- a. A single mark made by a writing or marking implement, such as a pen.b. The act of making such a mark.c. A printed line in a graphic character that resembles such a mark.
- A distinctive effect or deft touch, as in literary composition.
verbstroked, strok·ing, strokes
- a. To mark with a single short line.b. To draw a line through; cancel: stroked out the last sentence.
- Nautical To set the pace for (a rowing crew).
- To hit or propel (a ball, for example) with a smoothly regulated swing.
- To make or perform a stroke.
- Nautical To row at a particular rate per minute.
Origin of strokeMiddle English, probably from Old English *strac; see streig- in Indo-European roots.
- An act of stroking (moving one's hand over a surface).
- She gave the cat a stroke.
- A blow or hit.
- a stroke on the chin
- A single movement with a tool.
- (golf) A single act of striking at the ball with a club.
- (tennis) The hitting of a ball with a racket, or the movement of the racket and arm that produces that impact.
- (rowing) The movement of an oar or paddle through water, either the pull which actually propels the vessel or a single entire cycle of movement including the pull.
- (cricket) The action of hitting the ball with the bat; a shot.
- A thrust of a piston.
- One of a series of beats or movements against a resisting medium, by means of which movement through or upon it is accomplished.
- the stroke of a bird's wing in flying, or of an oar in rowing
- the stroke of a skater, swimmer, etc.
- A powerful or sudden effort by which something is done, produced, or accomplished; also, something done or accomplished by such an effort.
- a stroke of genius; a stroke of business; a master stroke of policy
- A line drawn with a pen or other writing implement.
- (hence, UK) The symbol /.
- (linguistics) A line of a Chinese, Japanese or Korean character.
- The time when a clock strikes.
- on the stroke of midnight
- (swimming) A style, a single movement within a style.
- butterfly stroke
- (medicine) The loss of brain function arising when the blood supply to the brain is suddenly interrupted.
- (rowing) The rower who is nearest the stern of the boat.
- (rowing) The oar nearest the stern of a boat, by which the other oars are guided.
- (professional wrestling) Backstage influence.
- (squash (sport)) A point awarded to a player in case of interference or obstruction by the opponent.
- (sciences) An individual discharge of lightning.
- A flash of lightning may be made up of several strokes.

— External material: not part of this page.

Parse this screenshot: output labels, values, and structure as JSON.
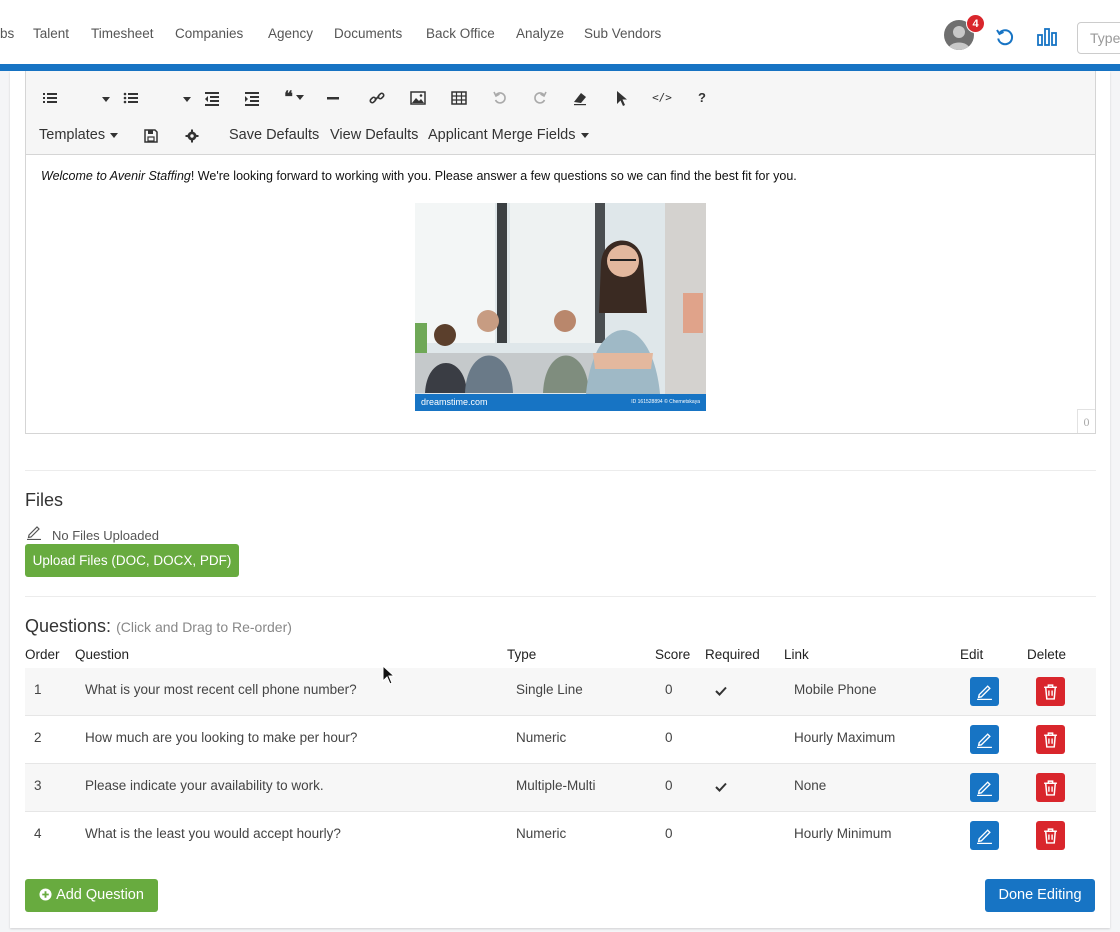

If they are separated by enough time for the eye to distinguish them, the lightning will appear to flicker.
- An addition or amendment to a written composition; a touch.
- to give some finishing strokes to an essay

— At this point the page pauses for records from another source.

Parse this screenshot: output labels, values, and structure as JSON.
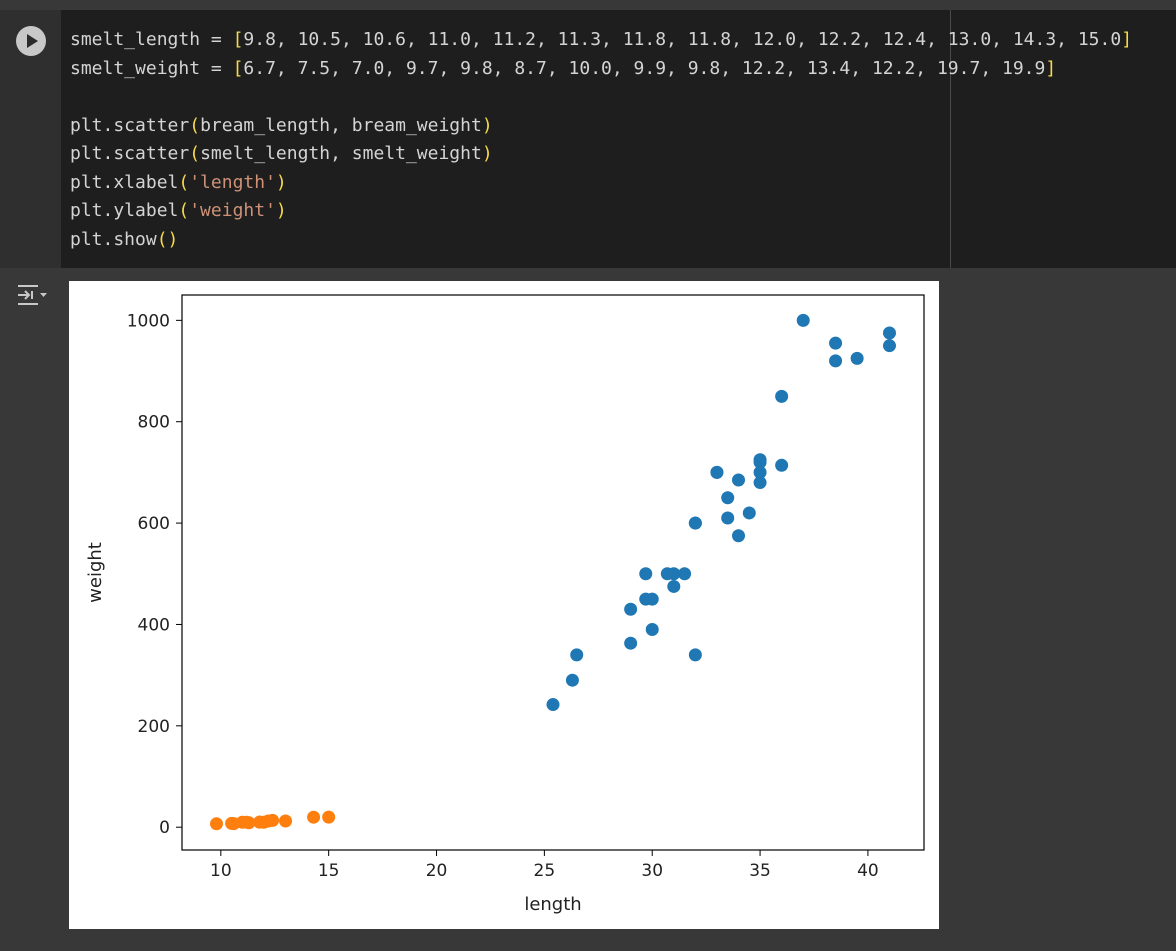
{
  "code": {
    "lines": [
      {
        "parts": [
          {
            "t": "smelt_length = "
          },
          {
            "t": "[",
            "c": "br"
          },
          {
            "t": "9.8, 10.5, 10.6, 11.0, 11.2, 11.3, 11.8, 11.8, 12.0, 12.2, 12.4, 13.0, 14.3, 15.0"
          },
          {
            "t": "]",
            "c": "br"
          }
        ]
      },
      {
        "parts": [
          {
            "t": "smelt_weight = "
          },
          {
            "t": "[",
            "c": "br"
          },
          {
            "t": "6.7, 7.5, 7.0, 9.7, 9.8, 8.7, 10.0, 9.9, 9.8, 12.2, 13.4, 12.2, 19.7, 19.9"
          },
          {
            "t": "]",
            "c": "br"
          }
        ]
      },
      {
        "parts": []
      },
      {
        "parts": [
          {
            "t": "plt.scatter"
          },
          {
            "t": "(",
            "c": "br"
          },
          {
            "t": "bream_length, bream_weight"
          },
          {
            "t": ")",
            "c": "br"
          }
        ]
      },
      {
        "parts": [
          {
            "t": "plt.scatter"
          },
          {
            "t": "(",
            "c": "br"
          },
          {
            "t": "smelt_length, smelt_weight"
          },
          {
            "t": ")",
            "c": "br"
          }
        ]
      },
      {
        "parts": [
          {
            "t": "plt.xlabel"
          },
          {
            "t": "(",
            "c": "br"
          },
          {
            "t": "'length'",
            "c": "str"
          },
          {
            "t": ")",
            "c": "br"
          }
        ]
      },
      {
        "parts": [
          {
            "t": "plt.ylabel"
          },
          {
            "t": "(",
            "c": "br"
          },
          {
            "t": "'weight'",
            "c": "str"
          },
          {
            "t": ")",
            "c": "br"
          }
        ]
      },
      {
        "parts": [
          {
            "t": "plt.show"
          },
          {
            "t": "()",
            "c": "br"
          }
        ]
      }
    ]
  },
  "chart_data": {
    "type": "scatter",
    "title": "",
    "xlabel": "length",
    "ylabel": "weight",
    "xlim": [
      8.2,
      42.6
    ],
    "ylim": [
      -45,
      1050
    ],
    "xticks": [
      10,
      15,
      20,
      25,
      30,
      35,
      40
    ],
    "yticks": [
      0,
      200,
      400,
      600,
      800,
      1000
    ],
    "grid": false,
    "series": [
      {
        "color": "#1f77b4",
        "x": [
          25.4,
          26.3,
          26.5,
          29.0,
          29.0,
          29.7,
          29.7,
          30.0,
          30.0,
          30.7,
          31.0,
          31.0,
          31.5,
          32.0,
          32.0,
          32.0,
          33.0,
          33.0,
          33.5,
          33.5,
          34.0,
          34.0,
          34.5,
          35.0,
          35.0,
          35.0,
          35.0,
          36.0,
          36.0,
          37.0,
          38.5,
          38.5,
          39.5,
          41.0,
          41.0
        ],
        "y": [
          242,
          290,
          340,
          363,
          430,
          450,
          500,
          390,
          450,
          500,
          475,
          500,
          500,
          340,
          600,
          600,
          700,
          700,
          610,
          650,
          575,
          685,
          620,
          680,
          700,
          725,
          720,
          714,
          850,
          1000,
          920,
          955,
          925,
          975,
          950
        ]
      },
      {
        "color": "#ff7f0e",
        "x": [
          9.8,
          10.5,
          10.6,
          11.0,
          11.2,
          11.3,
          11.8,
          11.8,
          12.0,
          12.2,
          12.4,
          13.0,
          14.3,
          15.0
        ],
        "y": [
          6.7,
          7.5,
          7.0,
          9.7,
          9.8,
          8.7,
          10.0,
          9.9,
          9.8,
          12.2,
          13.4,
          12.2,
          19.7,
          19.9
        ]
      }
    ]
  }
}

- A throb or beat, as of the heart.
- He has a great stroke with the reader.
From Middle English *stroak, strok, strak, from Old English *strÄc (“stroke"), from Proto-Germanic *straikaz (“stroke"), from Proto-Indo-European *streyg- (“stroke; to strike"). Cognate with Scots strak, strake, straik (“stroke, blow"), Middle Low German strÄ“k (“stroke, trick, prank"), German Streich (“stroke").
(third-person singular simple present strokes, present participle stroking, simple past and past participle stroked)

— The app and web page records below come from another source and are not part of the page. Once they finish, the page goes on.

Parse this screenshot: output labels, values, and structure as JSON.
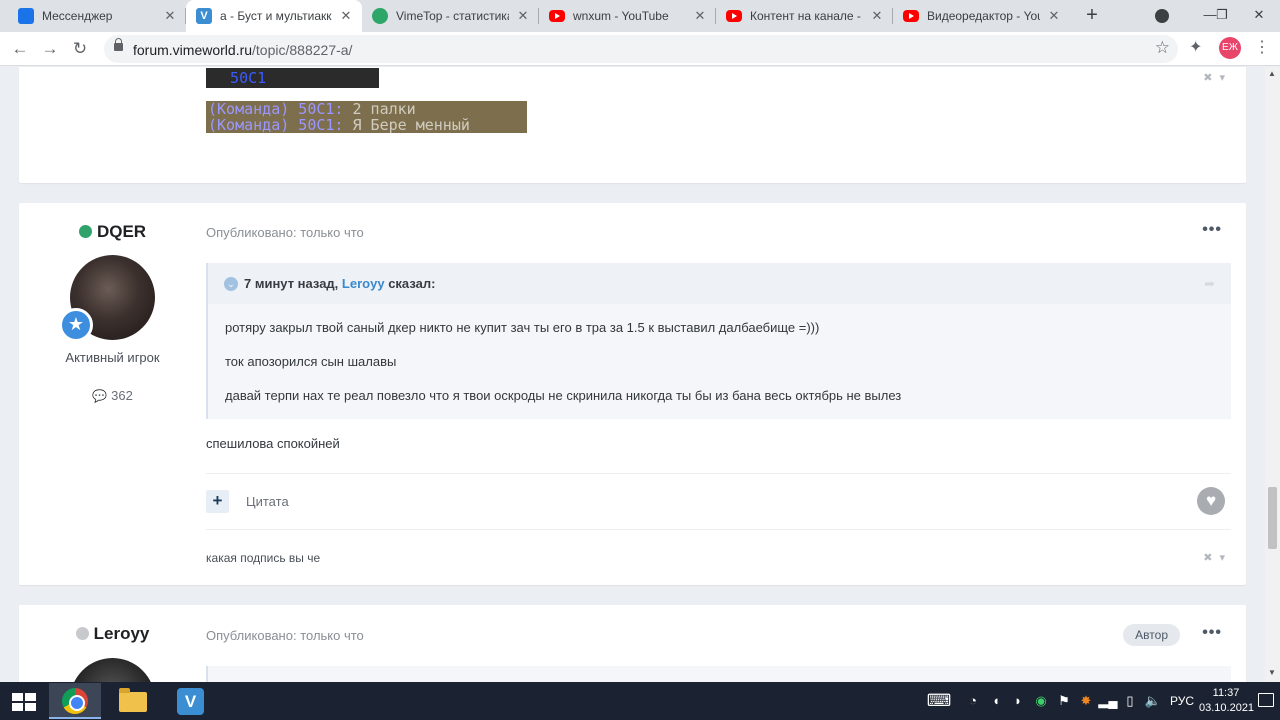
{
  "browser": {
    "tabs": [
      {
        "title": "Мессенджер",
        "icon": "messenger-icon"
      },
      {
        "title": "a - Буст и мультиаккаунт",
        "icon": "vimeworld-icon"
      },
      {
        "title": "VimeTop - статистика и",
        "icon": "vimetop-icon"
      },
      {
        "title": "wnxum - YouTube",
        "icon": "youtube-icon"
      },
      {
        "title": "Контент на канале - Yo",
        "icon": "youtube-icon"
      },
      {
        "title": "Видеоредактор - YouTu",
        "icon": "youtube-icon"
      }
    ],
    "url_host": "forum.vimeworld.ru",
    "url_path": "/topic/888227-a/",
    "profile_initials": "ЕЖ"
  },
  "prev_post": {
    "mc_line_top": "  50C1",
    "mc_team_1": "(Команда) 50C1:",
    "mc_msg_1": " 2 палки",
    "mc_team_2": "(Команда) 50C1:",
    "mc_msg_2": " Я Бере менный",
    "controls": "✖ ▾"
  },
  "post1": {
    "author": "DQER",
    "status_color": "#2fa36b",
    "group": "Активный игрок",
    "post_count": "362",
    "posted": "Опубликовано: только что",
    "quote": {
      "time": "7 минут назад,",
      "who": "Leroyy",
      "said": "сказал:",
      "lines": [
        "ротяру закрыл твой саный дкер никто не купит зач ты его в тра за 1.5 к выставил далбаебище =)))",
        "ток апозорился сын шалавы",
        "давай терпи нах те реал повезло что я твои оскроды не скринила никогда ты бы из бана весь октябрь не вылез"
      ]
    },
    "body": "спешилова спокойней",
    "quote_button": "Цитата",
    "signature": "какая подпись вы че",
    "controls": "✖ ▾"
  },
  "post2": {
    "author": "Leroyy",
    "status_color": "#c7c9cc",
    "posted": "Опубликовано: только что",
    "badge": "Автор"
  },
  "taskbar": {
    "language": "РУС",
    "time": "11:37",
    "date": "03.10.2021"
  }
}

stroke - Computer Definition
(1) In printing, the weight, or thickness, of a character. For example, in the LaserJet, one of the specifications of the font description is the stroke weight from lightest to boldest. See stroke weight.
(2) In computer graphics, a pen or brush stroke. The stroke function lets you set the width of the line being drawn.